AS (2018) CR 11
Addendum 1



(Second part)


Eleventh sitting

Monday 23 April 2018 at 3 p.m.

Free debate

The following texts were submitted for inclusion in the official report by members who were present in the Chamber but were prevented by lack of time from delivering them.

Mr R HUSEYNOV (Azerbaijan) – There is no such thing as a communal sorrowful or a communal happy day or month. However, in the history and destiny of every nation, there are days, months and years which bear special symbolic meaning because the events that took place on those days relate to the destiny of the whole nation. It will soon be May, and my country proclaimed its independence on the 28th of that month exactly 100 years ago, having established the first republic in the Muslim East. Unfortunately, we have been able to live independently for only 29 of those 100 years. We lost the independence we had acquired in 1918 two years later, in April 1920, due to foreign military and political intervention. Living within the Soviet regime for 70 years, we longed for our lost independence. Therefore, today, we highly value this independence and try to protect it from every danger. The dangers and threats are still ongoing and it is amazing that such threats originate not only from the traditional potential enemies of our independence, but that some of these blows to our independence are directed against us from behind the curtain of pseudo-democracy.

Within 27 years of its State independence being restored, Azerbaijan has succeeded in becoming a leading State in the South Caucasus region, thus gaining keynote speech status in several energy and transport projects of regional and European importance. It is extremely difficult for a small country like Azerbaijan to stay independent without falling under the influence of some great political power and foreign State while pursuing a fully independent policy. It should also be  taken into account that 20% of Azerbaijan's territories are under the occupation of neighbouring Armenia.

Azerbaijan, which is today preparing to celebrate the 100th anniversary of its independence, needs much support as a young democracy. Nonetheless, much anxiety is generated by that fact that, in some cases, pressure, artificial barriers, unfair criticisms and attacks emerge from the place that is expected to render support. If double standards become the core principle of functioning in prominent institutions, such as the Council of Europe, the OSCE and the European Parliament, this becomes a source of danger for democracy, the independence of various countries and the future existence of these organisations.

Today, there is a greater need than ever to protect democracy from fake democrats. Let us advance hand in hand, unanimous and together, so that these evil elements and the black forces cannot weaken us.

Mr VOVK (Ukraine) – One of the hard-won, fundamental European values laid in the foundation of the Council of Europe is the ideal of “peace through law”. The Council of Europe’s mission to prevent wars is based on upholding the rule of law, and on respecting international agreements and legal order.
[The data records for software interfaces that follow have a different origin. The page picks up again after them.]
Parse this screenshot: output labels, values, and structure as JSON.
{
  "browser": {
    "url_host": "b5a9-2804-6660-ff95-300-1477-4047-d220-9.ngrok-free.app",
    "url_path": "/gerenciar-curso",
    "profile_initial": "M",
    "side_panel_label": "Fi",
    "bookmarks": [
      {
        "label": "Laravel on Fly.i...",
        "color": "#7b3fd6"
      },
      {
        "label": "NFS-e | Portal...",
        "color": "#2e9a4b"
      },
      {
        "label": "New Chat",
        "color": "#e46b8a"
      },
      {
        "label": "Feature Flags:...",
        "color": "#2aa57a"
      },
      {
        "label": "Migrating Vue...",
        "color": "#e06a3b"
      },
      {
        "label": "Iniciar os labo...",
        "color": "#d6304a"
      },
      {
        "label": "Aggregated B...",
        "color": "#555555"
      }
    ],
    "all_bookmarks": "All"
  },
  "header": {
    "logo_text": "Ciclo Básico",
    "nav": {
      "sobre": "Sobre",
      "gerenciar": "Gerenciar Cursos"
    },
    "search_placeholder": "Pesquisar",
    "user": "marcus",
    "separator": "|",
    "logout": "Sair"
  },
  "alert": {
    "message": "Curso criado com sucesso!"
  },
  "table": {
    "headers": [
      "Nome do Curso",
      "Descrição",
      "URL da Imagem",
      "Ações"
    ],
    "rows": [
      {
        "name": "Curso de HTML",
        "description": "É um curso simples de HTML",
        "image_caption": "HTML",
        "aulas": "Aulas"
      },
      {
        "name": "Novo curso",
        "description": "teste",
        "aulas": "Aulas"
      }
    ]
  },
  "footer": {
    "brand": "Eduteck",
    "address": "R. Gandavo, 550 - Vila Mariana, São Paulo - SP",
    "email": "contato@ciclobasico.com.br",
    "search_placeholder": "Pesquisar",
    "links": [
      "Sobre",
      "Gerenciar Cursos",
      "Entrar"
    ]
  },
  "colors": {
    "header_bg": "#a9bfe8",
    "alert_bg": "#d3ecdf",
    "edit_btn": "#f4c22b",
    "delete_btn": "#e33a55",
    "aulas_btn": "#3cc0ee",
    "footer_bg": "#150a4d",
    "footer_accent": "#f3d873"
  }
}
We Ukrainians emphasise a simple truth: "pacta sunt servanda" – "agreements must be kept". This principle of international law covers all international rules-based agreements, including the Budapest Memorandum on Security Assurances in Connection with Ukraine’s Accession to the Treaty on the Non-Proliferation of Nuclear Weapons.

When the Soviet Union collapsed, Ukraine inherited the world's third largest nuclear arsenal, including some 2 000 strategic nuclear warheads, which was two and a half times larger than the nuclear arsenal of the United Kingdom, France and China combined. Ukraine voluntarily agreed to give up its nuclear arms in exchange for international guarantees of its security and territorial integrity. There is no doubt that Ukraine has delivered on its commitments on nuclear disarmament fully and in good faith.

The Budapest Memorandum has indisputably an internationally legal and binding character, and contains commitments given in exchange for nuclear disarmament by Ukraine. The Russian Federation’s aggression against Ukraine, including the illegal annexation of Crimea, undermines the global nuclear non-proliferation regime, and prompts other States to view nuclear weapons as a legitimate means of deterrence against aggression. How can Europe ignore this fundamental international legal document that deals with the single most significant aspect of the world’s collective security – the principle of nuclear non-proliferation? What kind of destructive signal does it send to the whole world, in particular to North Korea and Iran?

I believe that defending democratic security in Europe requires the Council of Europe, along with the Organization on Security and Co-operation in Europe, to finally face the challenge of the Russian Federation’s blatant violation of the international agreements in the sphere of disarmament and nuclear non-proliferation. If the international community, including our Organisation, does not stand firmly by the Budapest Memorandum, it will be a step towards the further collapse of the rule of international law. This respected Organisation must work to maintain international peace and order. Forgiveness of Russian sins in exchange for Russian money will put an end to the Council of Europe as a value-based Organisation.